“We have experienced very little construction in the past seven years and our inventory has been absorbed by schools, insurance companies, ﬁnancial institutions, churches and other users. Signiﬁcant absorption and low vacancy has driven up rental rates, which we anticipate continuing,” noted Mr. Keeley.
The airpark posted a year-end 2016 vacancy rate of just 10.3 percent, the lowest since 2006. Approximately 3,075 companies operate in the area, employing more than 56,000 people, the release said. Approximately 38 percent of the commercial space in the airpark is ofﬁce buildings and another 27 percent is industrial/ﬂex facilities.
“The Airpark continues to attract leading companies, either with their headquarters or subsidiaries,” said Mr. Keeley. “It has been reported that eight billionaires operate in the Greater Scottsdale Airpark.”
A number of sizable transactions took place in or near the airpark in 2016. Optima Kierland, a 12-story, 220-unit residential project is under development. The 202-unit Sunset Commons apartment community is underway and residents will take occupancy in 2017. Additionally, Bahia Drive will be the future home of an exciting three-story live/work condo community called Soho, the release added. On the retail side, Potato Barn opened its new furniture showroom on the Loop 101 freeway.
The ofﬁce market received some very noteworthy deals in 2016. Scottsdale Quarter opened its new six-story ofﬁce building and is expected to lease up quickly with the highest rents in the Airpark. YAM Holdings moved to a new 60,000-square-foot modern headquarters building. Van Trust Real Estate relocated its corporate headquarters from Phoenix to the Greater Airpark Perimeter Center.
According to the Colliers report, the airpark can look forward to an exciting 2017 as the Live/Work/Play evolution will birth more than 800 new apartment and condo owners residing in the area.

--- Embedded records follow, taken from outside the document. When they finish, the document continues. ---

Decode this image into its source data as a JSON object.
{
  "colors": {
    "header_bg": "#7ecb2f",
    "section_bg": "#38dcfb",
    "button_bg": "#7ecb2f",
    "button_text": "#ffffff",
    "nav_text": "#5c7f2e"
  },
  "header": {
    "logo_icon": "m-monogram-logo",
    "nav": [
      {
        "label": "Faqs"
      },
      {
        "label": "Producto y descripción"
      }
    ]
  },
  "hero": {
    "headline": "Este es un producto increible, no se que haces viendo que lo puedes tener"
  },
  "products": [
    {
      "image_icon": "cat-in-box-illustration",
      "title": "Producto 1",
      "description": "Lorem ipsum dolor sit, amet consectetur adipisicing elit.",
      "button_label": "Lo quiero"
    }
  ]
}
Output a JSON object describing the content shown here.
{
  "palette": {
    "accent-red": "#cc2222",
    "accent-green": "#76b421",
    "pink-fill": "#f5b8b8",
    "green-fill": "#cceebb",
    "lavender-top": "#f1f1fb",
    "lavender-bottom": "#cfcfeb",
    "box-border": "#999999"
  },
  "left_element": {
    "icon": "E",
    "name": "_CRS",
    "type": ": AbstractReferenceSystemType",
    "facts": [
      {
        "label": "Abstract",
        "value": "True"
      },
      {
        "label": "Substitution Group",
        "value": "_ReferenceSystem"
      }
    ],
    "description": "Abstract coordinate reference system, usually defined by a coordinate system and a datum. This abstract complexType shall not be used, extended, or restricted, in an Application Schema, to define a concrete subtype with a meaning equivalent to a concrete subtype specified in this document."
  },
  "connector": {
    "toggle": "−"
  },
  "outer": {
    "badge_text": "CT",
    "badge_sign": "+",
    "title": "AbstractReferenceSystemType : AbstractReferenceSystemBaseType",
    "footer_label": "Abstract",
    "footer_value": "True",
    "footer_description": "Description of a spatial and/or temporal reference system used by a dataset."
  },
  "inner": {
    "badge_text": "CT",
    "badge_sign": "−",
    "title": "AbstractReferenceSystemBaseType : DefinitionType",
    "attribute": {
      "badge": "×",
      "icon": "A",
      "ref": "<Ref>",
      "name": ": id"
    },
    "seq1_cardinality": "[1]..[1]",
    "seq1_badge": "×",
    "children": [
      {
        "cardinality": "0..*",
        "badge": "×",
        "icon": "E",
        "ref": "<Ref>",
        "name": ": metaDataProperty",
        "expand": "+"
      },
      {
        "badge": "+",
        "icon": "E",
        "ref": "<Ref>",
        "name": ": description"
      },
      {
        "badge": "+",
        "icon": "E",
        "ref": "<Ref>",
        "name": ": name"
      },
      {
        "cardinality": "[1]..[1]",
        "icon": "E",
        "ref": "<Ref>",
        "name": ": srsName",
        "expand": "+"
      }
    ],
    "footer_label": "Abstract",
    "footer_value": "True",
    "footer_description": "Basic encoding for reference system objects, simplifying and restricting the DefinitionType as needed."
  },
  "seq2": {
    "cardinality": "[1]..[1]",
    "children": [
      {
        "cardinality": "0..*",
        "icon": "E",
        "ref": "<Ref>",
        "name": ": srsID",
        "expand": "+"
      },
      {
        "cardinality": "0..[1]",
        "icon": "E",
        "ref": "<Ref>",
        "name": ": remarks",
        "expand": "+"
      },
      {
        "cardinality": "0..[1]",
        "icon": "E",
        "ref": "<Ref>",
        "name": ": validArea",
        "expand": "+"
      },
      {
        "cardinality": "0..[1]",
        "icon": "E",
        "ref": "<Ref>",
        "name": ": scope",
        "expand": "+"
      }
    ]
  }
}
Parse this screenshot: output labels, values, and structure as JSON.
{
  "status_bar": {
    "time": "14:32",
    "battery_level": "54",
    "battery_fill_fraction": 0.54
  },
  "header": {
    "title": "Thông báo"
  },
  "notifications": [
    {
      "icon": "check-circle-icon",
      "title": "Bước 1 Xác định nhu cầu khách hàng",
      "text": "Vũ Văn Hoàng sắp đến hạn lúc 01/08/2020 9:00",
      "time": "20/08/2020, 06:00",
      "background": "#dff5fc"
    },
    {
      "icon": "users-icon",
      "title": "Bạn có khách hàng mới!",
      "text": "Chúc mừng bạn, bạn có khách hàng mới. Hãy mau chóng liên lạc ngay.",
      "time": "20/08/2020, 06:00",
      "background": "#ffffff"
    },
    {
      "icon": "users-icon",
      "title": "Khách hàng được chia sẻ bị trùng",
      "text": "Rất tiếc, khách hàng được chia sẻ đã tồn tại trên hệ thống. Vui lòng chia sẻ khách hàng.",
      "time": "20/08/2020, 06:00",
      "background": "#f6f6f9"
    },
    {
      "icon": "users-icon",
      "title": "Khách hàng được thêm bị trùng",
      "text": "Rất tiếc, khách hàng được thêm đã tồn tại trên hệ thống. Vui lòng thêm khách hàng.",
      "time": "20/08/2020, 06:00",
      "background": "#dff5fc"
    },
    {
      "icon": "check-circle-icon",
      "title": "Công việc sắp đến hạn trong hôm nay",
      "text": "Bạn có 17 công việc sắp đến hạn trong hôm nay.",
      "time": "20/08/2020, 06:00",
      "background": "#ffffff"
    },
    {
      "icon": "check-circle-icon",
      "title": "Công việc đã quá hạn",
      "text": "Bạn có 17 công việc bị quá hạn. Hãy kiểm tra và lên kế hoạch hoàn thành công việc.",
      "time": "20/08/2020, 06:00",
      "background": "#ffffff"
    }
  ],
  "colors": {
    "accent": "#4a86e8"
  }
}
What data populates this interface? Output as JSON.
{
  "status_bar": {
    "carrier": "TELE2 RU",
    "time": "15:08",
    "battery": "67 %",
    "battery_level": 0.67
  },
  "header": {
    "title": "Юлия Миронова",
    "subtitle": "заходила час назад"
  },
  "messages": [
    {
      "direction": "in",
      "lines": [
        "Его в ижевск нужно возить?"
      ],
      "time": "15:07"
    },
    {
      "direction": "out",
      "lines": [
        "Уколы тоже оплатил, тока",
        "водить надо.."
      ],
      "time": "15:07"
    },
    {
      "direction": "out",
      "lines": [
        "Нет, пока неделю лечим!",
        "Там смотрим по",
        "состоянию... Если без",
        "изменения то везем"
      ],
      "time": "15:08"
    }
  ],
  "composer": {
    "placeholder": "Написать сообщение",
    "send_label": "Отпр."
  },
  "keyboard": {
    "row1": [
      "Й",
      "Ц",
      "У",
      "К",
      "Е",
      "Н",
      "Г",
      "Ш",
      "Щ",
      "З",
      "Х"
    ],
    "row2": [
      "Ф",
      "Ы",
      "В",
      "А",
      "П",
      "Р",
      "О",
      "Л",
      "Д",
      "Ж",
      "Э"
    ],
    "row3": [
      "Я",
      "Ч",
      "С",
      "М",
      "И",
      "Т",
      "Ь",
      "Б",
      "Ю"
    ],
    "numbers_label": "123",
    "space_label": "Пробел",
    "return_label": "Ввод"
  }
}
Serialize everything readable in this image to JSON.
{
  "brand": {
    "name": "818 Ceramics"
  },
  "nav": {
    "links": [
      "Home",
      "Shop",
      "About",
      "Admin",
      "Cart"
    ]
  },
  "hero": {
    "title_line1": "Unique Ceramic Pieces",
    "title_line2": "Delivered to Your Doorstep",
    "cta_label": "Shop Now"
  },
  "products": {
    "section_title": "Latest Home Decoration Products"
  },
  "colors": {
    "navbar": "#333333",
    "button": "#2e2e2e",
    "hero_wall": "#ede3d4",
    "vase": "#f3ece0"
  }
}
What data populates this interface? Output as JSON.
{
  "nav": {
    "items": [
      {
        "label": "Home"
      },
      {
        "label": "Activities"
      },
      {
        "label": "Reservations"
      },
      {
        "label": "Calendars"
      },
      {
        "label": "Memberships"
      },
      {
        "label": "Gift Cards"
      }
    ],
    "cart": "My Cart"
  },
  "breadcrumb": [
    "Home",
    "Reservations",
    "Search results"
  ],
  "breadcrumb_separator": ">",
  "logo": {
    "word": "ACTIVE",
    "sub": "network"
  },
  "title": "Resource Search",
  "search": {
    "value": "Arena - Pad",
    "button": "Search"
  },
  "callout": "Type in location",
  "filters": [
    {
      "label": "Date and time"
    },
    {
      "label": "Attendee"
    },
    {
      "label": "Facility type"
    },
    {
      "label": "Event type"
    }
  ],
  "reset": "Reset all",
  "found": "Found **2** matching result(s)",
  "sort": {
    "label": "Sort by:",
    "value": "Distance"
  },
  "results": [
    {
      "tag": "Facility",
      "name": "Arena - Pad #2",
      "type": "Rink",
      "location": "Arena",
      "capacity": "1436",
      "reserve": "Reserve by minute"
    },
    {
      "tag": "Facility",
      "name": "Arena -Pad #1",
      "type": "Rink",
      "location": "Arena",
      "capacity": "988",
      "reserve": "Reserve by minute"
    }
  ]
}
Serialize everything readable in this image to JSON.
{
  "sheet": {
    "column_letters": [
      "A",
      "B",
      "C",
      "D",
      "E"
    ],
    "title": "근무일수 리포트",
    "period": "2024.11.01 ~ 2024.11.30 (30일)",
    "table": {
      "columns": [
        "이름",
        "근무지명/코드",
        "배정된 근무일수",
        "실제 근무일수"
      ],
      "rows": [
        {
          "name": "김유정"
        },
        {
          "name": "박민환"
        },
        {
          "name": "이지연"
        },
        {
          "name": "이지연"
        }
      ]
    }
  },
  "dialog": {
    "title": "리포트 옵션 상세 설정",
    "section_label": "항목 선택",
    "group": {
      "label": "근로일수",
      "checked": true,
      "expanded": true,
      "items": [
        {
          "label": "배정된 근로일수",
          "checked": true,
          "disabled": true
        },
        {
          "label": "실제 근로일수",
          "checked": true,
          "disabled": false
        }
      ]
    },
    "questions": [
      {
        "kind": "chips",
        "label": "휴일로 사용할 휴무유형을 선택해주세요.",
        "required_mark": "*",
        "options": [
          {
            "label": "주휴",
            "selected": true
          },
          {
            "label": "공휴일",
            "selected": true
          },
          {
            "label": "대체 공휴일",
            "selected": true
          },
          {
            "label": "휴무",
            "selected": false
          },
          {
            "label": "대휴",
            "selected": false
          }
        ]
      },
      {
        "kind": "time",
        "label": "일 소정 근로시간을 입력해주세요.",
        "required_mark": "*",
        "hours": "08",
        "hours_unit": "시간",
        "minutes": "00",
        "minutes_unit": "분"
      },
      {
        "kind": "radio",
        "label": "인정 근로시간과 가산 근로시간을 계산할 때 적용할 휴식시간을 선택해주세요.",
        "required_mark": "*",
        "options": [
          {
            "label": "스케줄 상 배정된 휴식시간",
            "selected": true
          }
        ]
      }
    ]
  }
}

A group of Airpark stakeholders want to “brand” the airpark employment base with the area expected to attract more aerospace, defense and technology focused companies.